Look through the lines below for the word "this", and copy every line that has it.

* * *

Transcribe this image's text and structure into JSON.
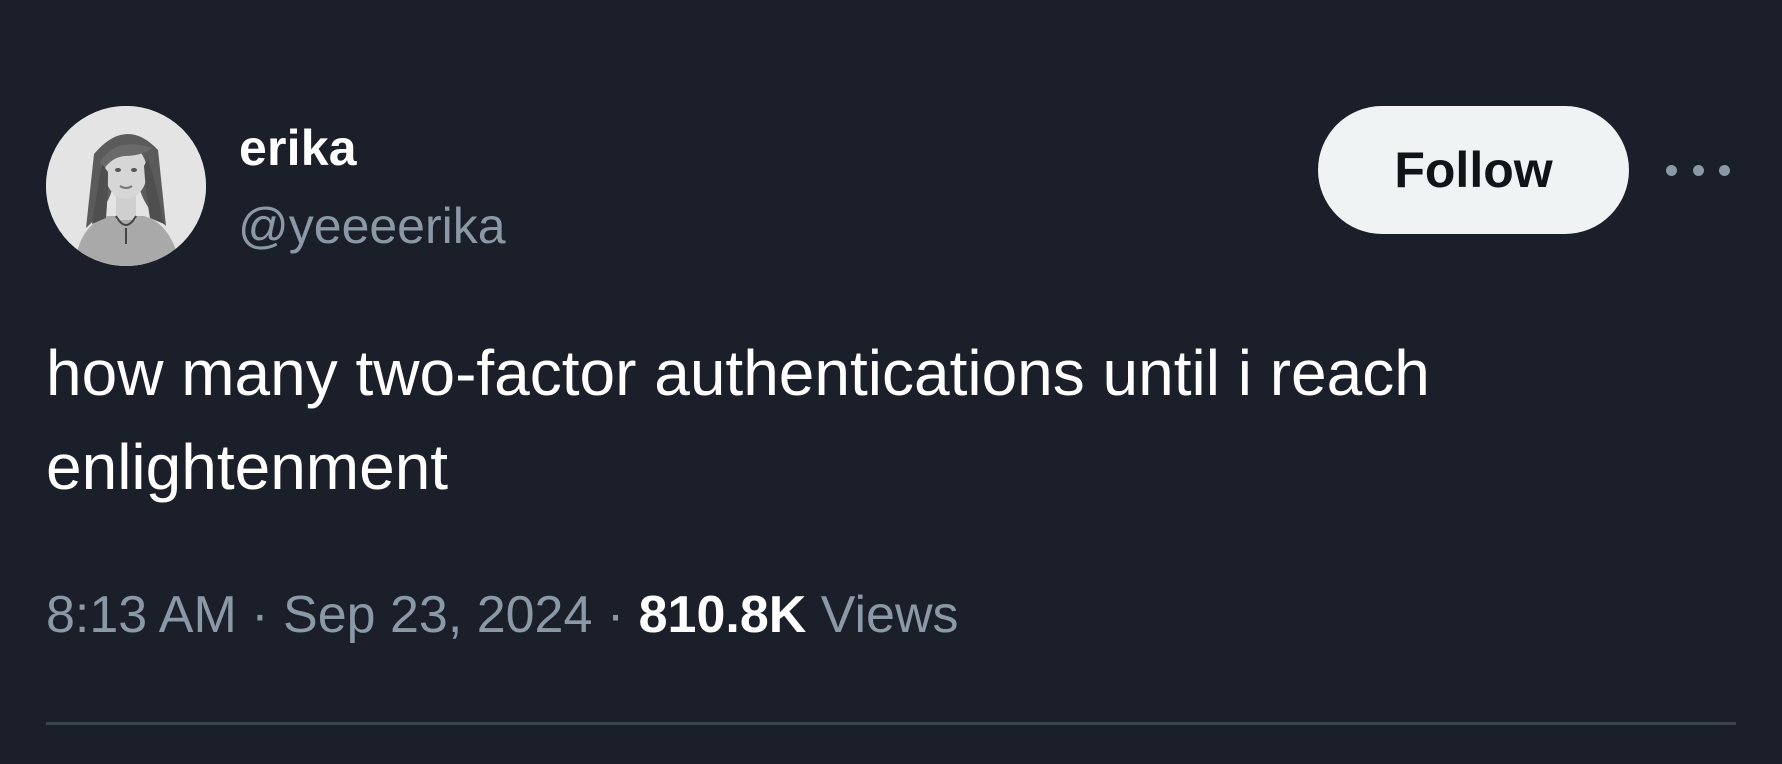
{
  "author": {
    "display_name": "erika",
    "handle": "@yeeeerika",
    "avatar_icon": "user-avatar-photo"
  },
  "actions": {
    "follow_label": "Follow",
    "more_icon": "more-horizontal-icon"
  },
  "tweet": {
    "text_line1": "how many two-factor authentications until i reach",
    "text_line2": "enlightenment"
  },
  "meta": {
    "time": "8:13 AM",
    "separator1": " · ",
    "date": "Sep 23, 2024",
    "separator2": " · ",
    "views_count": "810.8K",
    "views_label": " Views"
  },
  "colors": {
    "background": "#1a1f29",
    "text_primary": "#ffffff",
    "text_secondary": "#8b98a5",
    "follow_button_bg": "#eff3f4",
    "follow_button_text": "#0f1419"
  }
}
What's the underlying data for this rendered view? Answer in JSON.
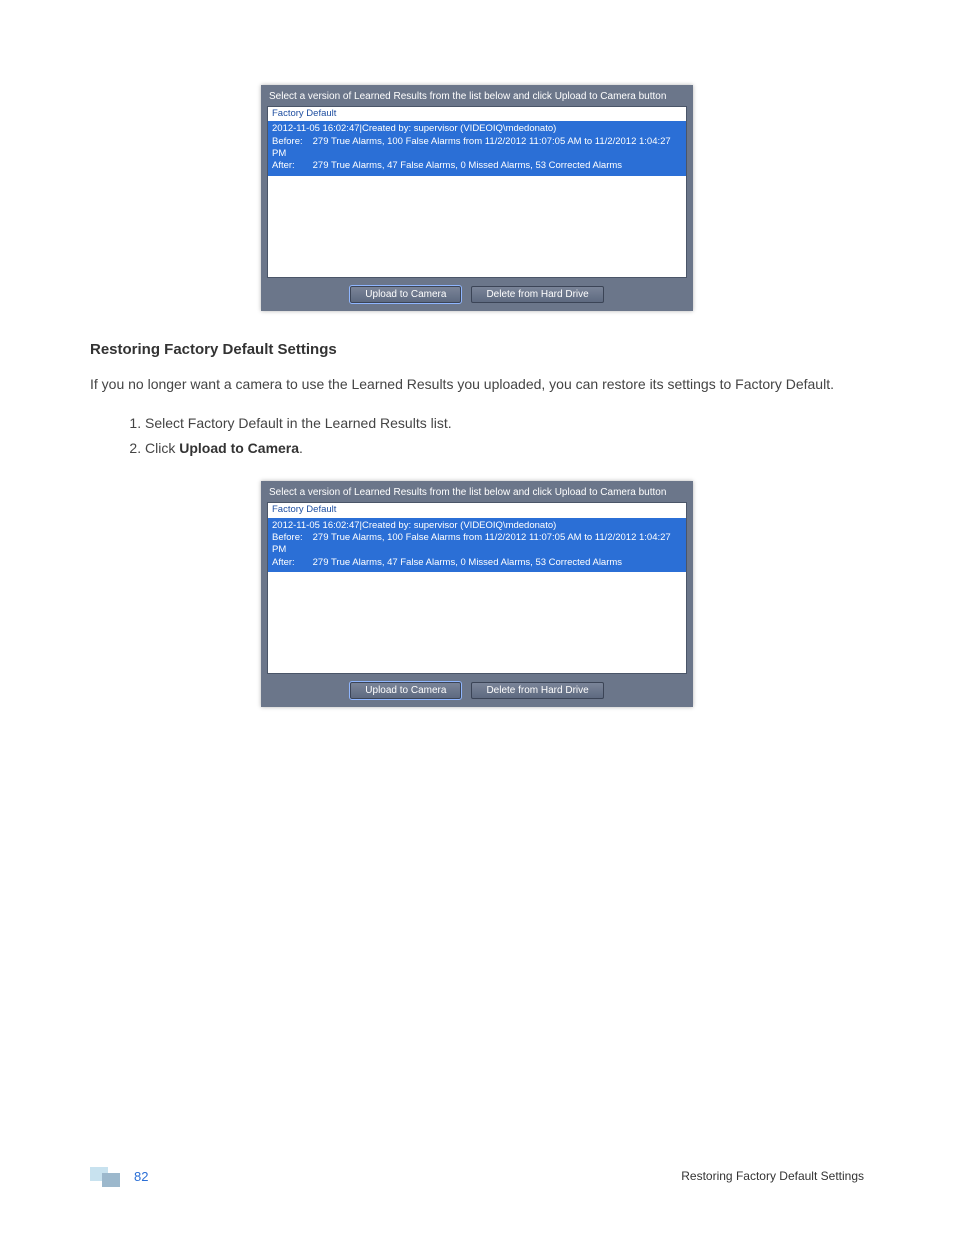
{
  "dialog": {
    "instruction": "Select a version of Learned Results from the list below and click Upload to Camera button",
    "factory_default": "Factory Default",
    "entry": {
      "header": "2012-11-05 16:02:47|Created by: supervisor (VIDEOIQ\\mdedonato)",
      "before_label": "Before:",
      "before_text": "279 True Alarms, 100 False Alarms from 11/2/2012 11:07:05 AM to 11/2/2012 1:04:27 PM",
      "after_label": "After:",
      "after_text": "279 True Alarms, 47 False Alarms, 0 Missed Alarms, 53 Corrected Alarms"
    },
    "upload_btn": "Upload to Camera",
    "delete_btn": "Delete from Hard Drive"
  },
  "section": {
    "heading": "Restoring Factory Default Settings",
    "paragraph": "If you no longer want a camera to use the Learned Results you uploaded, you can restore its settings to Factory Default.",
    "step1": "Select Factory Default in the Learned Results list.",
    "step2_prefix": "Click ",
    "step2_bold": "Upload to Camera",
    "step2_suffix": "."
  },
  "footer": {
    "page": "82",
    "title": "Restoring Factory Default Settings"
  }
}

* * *

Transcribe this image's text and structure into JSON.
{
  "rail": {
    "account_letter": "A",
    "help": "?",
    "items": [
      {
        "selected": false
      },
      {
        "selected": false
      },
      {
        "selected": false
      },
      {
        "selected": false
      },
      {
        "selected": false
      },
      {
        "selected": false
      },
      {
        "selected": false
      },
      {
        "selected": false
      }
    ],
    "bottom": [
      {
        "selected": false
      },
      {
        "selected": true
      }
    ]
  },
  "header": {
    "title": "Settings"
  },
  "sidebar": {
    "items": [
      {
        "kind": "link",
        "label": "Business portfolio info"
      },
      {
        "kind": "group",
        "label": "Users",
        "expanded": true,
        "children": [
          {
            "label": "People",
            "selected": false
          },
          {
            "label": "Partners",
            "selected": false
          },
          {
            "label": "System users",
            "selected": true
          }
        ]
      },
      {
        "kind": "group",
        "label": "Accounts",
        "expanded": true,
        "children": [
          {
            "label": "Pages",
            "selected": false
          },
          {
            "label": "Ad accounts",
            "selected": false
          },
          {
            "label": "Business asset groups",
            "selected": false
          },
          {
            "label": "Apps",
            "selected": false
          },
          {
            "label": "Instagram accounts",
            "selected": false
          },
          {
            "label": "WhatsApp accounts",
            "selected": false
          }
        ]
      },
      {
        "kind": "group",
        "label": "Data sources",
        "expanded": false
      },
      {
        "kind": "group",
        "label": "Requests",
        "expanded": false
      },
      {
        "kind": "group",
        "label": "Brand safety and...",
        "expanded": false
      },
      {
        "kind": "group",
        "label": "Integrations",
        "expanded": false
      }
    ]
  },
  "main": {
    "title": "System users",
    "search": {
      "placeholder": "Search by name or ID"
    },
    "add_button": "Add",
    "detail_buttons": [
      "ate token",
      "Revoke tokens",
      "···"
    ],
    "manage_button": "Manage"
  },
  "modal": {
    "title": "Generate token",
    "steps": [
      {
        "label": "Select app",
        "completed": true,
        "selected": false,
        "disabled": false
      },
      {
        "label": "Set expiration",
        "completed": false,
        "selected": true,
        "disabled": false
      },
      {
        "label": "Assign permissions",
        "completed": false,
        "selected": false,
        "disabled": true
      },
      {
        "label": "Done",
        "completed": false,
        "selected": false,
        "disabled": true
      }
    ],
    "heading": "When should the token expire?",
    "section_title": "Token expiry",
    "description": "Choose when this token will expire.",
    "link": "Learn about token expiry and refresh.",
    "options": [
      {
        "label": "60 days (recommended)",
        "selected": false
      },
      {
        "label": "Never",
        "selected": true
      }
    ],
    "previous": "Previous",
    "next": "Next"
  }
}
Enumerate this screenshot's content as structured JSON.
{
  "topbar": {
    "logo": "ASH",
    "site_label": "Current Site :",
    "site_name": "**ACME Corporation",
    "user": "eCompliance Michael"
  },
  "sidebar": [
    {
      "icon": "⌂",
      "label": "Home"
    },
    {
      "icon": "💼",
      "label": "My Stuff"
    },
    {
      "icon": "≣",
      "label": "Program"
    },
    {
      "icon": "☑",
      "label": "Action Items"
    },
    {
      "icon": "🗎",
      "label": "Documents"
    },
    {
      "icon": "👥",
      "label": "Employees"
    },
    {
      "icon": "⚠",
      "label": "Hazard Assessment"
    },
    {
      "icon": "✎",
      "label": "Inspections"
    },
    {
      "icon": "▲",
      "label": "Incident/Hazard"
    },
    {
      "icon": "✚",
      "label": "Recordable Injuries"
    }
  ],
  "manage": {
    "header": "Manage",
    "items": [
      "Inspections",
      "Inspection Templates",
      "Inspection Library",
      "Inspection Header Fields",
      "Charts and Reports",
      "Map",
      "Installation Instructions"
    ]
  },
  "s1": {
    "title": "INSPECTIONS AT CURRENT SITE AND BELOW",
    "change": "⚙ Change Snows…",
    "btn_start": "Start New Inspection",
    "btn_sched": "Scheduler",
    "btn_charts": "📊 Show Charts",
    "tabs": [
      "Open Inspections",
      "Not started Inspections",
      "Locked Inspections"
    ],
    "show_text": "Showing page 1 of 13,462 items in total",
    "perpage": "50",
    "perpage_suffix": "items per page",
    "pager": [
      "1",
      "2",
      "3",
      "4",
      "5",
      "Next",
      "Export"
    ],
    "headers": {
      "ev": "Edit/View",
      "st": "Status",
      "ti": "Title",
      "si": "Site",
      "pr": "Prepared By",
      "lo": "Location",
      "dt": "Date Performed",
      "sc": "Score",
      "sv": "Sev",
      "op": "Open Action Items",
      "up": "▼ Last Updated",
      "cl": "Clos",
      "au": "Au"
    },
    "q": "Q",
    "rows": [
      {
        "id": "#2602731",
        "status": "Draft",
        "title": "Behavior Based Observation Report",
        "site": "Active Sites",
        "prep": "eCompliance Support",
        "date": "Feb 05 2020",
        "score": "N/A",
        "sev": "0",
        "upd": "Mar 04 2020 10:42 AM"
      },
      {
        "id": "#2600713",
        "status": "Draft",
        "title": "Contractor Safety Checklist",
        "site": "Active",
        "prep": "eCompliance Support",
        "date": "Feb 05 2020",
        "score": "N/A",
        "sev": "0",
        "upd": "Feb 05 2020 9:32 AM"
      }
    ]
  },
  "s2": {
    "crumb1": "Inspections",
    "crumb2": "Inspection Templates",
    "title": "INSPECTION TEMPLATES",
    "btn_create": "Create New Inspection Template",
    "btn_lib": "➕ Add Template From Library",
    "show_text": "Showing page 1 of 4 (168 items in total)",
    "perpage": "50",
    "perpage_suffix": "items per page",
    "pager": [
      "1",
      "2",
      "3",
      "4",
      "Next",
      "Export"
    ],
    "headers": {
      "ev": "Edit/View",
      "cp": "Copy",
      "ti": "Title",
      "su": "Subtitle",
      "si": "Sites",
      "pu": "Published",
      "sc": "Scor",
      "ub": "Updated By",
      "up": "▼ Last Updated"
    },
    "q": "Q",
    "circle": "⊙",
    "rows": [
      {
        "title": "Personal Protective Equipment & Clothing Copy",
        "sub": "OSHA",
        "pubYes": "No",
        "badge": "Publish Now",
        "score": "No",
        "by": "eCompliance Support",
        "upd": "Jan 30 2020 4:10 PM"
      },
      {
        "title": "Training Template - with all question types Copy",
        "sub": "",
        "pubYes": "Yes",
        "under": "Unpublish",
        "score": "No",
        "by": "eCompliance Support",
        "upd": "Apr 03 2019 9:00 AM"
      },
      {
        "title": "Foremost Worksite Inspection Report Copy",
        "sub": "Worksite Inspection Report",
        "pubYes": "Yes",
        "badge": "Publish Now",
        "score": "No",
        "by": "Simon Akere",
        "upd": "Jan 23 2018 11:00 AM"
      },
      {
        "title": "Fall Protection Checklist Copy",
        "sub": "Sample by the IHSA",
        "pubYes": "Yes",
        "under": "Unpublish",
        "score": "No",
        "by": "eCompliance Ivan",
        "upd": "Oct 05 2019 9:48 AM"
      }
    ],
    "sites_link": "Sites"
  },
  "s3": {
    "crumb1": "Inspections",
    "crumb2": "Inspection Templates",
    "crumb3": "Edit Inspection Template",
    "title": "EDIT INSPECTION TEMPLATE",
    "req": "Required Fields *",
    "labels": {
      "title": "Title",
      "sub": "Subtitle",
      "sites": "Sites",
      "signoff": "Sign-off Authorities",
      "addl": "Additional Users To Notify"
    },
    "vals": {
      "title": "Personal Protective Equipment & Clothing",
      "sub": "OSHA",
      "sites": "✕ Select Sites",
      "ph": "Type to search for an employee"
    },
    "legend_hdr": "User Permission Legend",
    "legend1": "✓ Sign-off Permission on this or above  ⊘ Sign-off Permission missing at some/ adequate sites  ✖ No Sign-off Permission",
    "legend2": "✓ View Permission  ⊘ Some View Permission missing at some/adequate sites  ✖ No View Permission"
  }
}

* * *

• _YOUR SOLUTION_:
Transcribe this image's text and structure into JSON.
What's the underlying data for this rendered view? Answer in JSON.
Transcribe this image's text and structure into JSON.
    "description": "Choose when this token will expire.",
Enumerate this screenshot's content as structured JSON.
    "legend1": "✓ Sign-off Permission on this or above  ⊘ Sign-off Permission missing at some/ adequate sites  ✖ No Sign-off Permission",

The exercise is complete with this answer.